Google Insights for Search is a great new tool (if not the most elegant name) that allows you to investigate the prevalence of search terms over time in Google. Although it was designed for advertisers, it has a ton of potential research purposes, which Hal Roberts and Ethan Zuckerman have already begun to think about. For example, since it allows you to look at world-wide searches, you can investigate the popularity of different social networking platforms in various countries, as Ethan tells us the folks at Pingdom have already done.
One of the things I thought this might help us understand better is meme creation and tracking–in other words, when does a story emerge, go viral, and die.

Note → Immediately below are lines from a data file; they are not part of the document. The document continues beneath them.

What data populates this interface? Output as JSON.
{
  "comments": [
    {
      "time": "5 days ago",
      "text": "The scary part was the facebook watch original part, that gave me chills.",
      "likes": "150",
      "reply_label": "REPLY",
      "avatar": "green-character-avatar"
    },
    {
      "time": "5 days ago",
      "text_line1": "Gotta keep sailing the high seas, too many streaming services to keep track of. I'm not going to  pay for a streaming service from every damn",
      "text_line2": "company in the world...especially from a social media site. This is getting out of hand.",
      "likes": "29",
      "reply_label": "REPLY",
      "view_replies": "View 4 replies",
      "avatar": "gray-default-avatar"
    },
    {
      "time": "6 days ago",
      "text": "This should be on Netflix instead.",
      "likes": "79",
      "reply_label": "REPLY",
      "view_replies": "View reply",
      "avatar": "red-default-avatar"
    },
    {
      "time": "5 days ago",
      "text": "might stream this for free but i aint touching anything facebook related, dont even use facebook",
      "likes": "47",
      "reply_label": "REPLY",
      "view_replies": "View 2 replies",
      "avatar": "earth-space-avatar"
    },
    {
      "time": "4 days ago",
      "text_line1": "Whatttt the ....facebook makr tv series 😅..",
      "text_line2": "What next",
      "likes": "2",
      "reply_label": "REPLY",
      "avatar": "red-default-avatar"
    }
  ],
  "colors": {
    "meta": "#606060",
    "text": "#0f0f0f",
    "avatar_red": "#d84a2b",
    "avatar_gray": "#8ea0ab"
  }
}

It also lets you compare the relative popularity of different news stories next to each other. For example, I wanted to see the importance of Iran, Iraq, Afghanistan and, for a pop culture reference, Paris Hilton. The results imply, sadly, that Googlers care a lot more about Paris Hilton than any leading foreign policy issue. Although in May 2004, we see a huge spike in searches for Iraq at the expense, it appears, of Ms. Hilton. The spike in Iraq searches coincides with the break of the Abu Ghraib abuse story.
RESULTS FOREIGN POLICY
I also was interested in tracking searches for politicians, so put in Bush, Obama, McCain and, again, Paris Hilton (who you can tell gets a little bit of a bump recently due to the McCain campaign ad criticizing Obama.) There is a huge spike for Bush around the 2004 election, which is also the first time we see an uptick for Obama, likely due to his speech at the Democratic convention that year. Obama’s recent rise in searches is also quite significant.
Finally, I wanted to compare newspapers to blogs, which was inspired by Hal’s post. However, I did it a bit differently than Hal, since I thought it might be more useful to compare specific media sources in the US. I chose two newspapers and three blogs/bloggers–the New York Times, Washington Post, Daily Kos, Huffington Post and Andrew Sullivan. In this analysis, it is clear that searches for online versions of newspapers blow bloggers out of the water. It is also apparent that bloggers and newspapers tend to attract extra eyeballs around similar news cycles–for example you’ll notice an uptick in coverage around US national elections in October/November 2004 and 2006.
RESULTS NEWS SOURCES
These are the type of ideas we also want to explore with Berkman’s MediaCloud project. By grabbing RSS feeds from hundreds of newspapers, blogs and email lists, time stamping each story and then tagging it with keywords, we’ll have a huge, searchable data set to start answering questions around meme tracking, agenda setting in mainstream media, and the impact of blogs and other online media in repressive regimes–among many other topics. Research this fall will likely be on the computer science side of the tool, but eventually we expect to have all the data freely available on the web so that any researcher can use it–just like Google has done with Insight (although even more data would be nice)!